[Tony Lloyd: Let me begin by addressing the issues raised by the right hon. Members for New Forest East (Dr Lewis) and for Sevenoaks (Sir Michael Fallon). We will return to this theme, so they will forgive me if my response today may be more truncated than I would prefer if there were more time. There can never be a question of moral equivalence between a member of our Armed Forces and somebody engaged in terrorism on behalf of a paramilitary organisation. We need to make that very clear. Whatever our disagreements, the agreement over the lack of moral equivalence is absolute and we should not be drawn down that track. That said, I am extremely uneasy about the approach taken by both right hon. Members.
The right hon. Member for New Forest East referred to our international commitments. One of our commitments is as a state party to the International Criminal Court and the treaties thereof. Article 29 of the Rome statute makes it clear that crimes that fall within the jurisdiction of the Court cannot be subject to a state-imposed Statute of Limitations. That is an absolute condition of the Rome statute. The right hon. Gentleman looks puzzled. I invite him to check that.]
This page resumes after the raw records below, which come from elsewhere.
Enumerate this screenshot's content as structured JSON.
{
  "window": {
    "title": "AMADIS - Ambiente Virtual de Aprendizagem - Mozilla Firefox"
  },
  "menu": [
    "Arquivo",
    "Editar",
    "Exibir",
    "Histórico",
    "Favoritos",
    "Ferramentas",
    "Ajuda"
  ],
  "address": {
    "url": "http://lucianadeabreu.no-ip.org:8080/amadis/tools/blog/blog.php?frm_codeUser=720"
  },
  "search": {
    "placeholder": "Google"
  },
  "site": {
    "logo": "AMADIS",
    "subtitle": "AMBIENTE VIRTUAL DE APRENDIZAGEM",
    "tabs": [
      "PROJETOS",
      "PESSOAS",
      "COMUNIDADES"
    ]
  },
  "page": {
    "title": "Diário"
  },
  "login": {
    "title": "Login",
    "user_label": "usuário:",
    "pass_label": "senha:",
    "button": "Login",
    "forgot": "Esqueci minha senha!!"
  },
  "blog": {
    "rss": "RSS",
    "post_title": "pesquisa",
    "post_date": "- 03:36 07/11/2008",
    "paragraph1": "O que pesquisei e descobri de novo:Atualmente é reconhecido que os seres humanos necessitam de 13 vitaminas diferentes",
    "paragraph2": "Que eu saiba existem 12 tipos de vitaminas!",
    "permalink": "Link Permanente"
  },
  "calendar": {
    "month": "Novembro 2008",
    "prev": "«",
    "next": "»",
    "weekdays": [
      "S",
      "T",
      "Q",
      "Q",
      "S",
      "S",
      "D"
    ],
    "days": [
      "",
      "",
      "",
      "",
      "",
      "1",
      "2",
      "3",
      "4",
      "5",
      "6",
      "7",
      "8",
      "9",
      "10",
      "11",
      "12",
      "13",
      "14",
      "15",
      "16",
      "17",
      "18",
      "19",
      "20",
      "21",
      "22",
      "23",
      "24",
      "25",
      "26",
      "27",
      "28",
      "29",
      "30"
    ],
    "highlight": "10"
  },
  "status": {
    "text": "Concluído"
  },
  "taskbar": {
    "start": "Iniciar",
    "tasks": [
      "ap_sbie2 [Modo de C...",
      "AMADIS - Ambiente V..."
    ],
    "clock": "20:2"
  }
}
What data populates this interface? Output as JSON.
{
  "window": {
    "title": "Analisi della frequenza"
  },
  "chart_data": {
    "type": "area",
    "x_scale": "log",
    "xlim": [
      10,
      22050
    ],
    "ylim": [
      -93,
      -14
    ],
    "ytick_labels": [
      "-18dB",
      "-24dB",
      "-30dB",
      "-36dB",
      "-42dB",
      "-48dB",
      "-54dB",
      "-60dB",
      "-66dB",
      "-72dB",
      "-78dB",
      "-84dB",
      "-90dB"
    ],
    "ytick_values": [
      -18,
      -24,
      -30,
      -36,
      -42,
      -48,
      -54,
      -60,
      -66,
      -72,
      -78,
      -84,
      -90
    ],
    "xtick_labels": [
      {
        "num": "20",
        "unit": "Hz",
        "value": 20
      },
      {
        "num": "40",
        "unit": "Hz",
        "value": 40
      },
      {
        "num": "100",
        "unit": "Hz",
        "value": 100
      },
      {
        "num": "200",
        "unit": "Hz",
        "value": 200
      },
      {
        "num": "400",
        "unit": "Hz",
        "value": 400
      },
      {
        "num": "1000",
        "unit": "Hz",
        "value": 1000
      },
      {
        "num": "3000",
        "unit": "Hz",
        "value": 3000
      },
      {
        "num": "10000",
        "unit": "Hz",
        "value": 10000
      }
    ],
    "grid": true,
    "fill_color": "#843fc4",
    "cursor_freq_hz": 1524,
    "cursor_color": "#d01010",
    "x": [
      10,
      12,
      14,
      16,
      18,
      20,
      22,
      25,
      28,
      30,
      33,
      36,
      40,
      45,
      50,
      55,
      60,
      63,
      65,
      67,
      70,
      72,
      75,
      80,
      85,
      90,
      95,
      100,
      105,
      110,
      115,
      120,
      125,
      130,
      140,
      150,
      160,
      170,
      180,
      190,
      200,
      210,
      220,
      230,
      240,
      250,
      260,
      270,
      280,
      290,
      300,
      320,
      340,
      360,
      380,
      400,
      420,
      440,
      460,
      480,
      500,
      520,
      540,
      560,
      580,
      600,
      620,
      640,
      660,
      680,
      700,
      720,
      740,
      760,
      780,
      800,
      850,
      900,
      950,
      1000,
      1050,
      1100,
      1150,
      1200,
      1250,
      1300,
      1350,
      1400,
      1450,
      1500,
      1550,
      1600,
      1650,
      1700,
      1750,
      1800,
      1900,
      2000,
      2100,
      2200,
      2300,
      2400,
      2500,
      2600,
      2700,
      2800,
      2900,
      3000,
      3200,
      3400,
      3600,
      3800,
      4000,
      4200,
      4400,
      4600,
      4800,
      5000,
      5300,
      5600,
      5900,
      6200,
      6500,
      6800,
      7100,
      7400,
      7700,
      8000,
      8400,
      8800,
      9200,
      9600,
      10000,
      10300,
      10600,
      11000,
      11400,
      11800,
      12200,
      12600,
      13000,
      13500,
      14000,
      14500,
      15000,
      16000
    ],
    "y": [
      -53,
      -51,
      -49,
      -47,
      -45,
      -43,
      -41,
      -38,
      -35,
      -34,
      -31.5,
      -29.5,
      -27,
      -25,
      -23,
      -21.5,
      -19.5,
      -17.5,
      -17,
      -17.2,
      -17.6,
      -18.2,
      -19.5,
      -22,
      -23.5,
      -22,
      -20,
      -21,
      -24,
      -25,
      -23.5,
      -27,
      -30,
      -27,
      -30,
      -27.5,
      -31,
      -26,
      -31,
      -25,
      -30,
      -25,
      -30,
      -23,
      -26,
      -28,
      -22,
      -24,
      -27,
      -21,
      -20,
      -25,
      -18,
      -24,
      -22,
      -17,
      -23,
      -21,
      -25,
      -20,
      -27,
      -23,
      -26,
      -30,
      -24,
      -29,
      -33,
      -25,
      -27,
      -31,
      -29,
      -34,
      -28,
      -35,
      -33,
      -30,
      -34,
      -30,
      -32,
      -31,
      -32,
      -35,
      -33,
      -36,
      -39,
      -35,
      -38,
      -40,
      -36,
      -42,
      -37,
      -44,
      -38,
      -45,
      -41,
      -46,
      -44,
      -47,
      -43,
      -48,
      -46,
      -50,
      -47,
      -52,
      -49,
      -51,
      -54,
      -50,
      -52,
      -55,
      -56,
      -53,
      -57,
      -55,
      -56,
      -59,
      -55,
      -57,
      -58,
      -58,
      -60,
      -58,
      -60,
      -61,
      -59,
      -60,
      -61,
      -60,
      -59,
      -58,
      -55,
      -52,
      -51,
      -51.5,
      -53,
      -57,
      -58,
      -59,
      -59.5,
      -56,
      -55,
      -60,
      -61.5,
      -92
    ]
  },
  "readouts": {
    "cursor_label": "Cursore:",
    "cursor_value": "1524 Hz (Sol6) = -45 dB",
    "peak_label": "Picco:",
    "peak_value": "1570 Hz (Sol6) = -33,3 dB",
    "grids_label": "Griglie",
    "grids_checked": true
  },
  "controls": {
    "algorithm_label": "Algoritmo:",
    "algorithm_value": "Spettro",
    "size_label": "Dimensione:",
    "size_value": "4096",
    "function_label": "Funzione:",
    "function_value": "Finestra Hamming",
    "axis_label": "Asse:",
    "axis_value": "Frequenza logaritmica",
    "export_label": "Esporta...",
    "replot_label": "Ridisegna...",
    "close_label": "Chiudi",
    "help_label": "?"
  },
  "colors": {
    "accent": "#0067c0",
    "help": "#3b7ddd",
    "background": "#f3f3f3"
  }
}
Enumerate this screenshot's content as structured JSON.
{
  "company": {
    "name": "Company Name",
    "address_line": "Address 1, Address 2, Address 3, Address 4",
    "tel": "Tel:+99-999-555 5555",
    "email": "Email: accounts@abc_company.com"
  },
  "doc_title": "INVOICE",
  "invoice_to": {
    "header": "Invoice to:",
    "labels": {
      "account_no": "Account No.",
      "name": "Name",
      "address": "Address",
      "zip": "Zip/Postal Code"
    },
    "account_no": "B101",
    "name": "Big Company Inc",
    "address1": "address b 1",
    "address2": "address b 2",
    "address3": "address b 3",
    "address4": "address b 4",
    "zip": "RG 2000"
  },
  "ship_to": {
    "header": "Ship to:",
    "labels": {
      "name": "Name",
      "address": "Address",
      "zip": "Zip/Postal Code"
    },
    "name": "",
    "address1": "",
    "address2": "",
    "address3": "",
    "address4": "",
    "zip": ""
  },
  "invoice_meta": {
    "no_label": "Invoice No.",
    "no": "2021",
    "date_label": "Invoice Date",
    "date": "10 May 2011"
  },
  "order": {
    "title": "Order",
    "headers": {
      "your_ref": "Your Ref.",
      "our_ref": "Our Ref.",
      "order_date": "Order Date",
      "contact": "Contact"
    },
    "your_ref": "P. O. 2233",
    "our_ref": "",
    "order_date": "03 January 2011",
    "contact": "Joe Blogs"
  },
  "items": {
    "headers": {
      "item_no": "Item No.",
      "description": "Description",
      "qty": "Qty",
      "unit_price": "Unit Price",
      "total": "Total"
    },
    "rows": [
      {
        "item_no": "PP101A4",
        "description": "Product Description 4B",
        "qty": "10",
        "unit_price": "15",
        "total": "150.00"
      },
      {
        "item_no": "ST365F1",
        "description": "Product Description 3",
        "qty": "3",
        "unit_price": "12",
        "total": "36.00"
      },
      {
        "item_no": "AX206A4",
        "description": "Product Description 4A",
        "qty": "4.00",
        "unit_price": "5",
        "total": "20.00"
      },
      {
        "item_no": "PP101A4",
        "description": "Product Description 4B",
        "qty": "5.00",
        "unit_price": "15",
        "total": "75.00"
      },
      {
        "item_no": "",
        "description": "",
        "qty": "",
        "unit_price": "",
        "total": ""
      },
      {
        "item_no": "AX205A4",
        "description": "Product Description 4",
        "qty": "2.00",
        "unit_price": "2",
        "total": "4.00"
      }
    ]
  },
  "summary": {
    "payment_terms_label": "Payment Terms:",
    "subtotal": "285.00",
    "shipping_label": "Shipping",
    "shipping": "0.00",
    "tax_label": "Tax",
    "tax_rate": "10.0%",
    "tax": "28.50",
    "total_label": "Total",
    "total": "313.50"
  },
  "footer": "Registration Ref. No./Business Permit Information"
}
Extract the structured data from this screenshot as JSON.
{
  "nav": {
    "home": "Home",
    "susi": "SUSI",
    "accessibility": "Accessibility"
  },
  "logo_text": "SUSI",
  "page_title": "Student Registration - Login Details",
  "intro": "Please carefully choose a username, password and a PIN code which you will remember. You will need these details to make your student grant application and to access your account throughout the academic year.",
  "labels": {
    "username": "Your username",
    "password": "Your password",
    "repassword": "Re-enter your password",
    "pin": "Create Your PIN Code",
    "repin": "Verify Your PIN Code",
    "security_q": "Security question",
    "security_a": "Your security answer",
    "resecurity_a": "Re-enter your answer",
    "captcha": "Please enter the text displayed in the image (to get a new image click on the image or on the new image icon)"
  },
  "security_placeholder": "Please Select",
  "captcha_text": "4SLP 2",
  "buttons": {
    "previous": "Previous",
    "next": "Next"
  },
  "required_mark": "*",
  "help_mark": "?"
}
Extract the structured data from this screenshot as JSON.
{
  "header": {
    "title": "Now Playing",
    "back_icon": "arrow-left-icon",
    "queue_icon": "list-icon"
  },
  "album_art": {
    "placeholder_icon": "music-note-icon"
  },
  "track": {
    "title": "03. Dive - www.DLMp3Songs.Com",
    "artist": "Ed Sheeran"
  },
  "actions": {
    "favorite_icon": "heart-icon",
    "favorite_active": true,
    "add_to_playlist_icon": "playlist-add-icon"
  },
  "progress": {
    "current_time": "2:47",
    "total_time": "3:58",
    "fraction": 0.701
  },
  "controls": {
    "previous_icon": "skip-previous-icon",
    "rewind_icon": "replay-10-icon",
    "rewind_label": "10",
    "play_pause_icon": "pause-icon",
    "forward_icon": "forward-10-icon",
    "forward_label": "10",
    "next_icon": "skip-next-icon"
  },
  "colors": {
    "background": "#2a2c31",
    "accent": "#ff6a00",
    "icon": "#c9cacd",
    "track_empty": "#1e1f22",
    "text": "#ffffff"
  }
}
Dr Julian Lewis: I am not a lawyer, but my understanding is that the ICC, having been set up long after the Troubles, does not have retrospective application, even if the hon. Gentleman’s interpretation of the law is correct.
[Tony Lloyd: I did not necessarily automatically assume that the right hon. Gentleman was looking for retrospective legislation. That is an interesting point. The reality, however, is that for this state to now adopt retrospectively something that is imposed would be in contravention of article 29 of that statute. ... ]
[NOTE: Labour divided the House against the Amendment moved by Julian. His Amendment was carried by a majority of 80.]
[For Julian's speech in this debate click here.]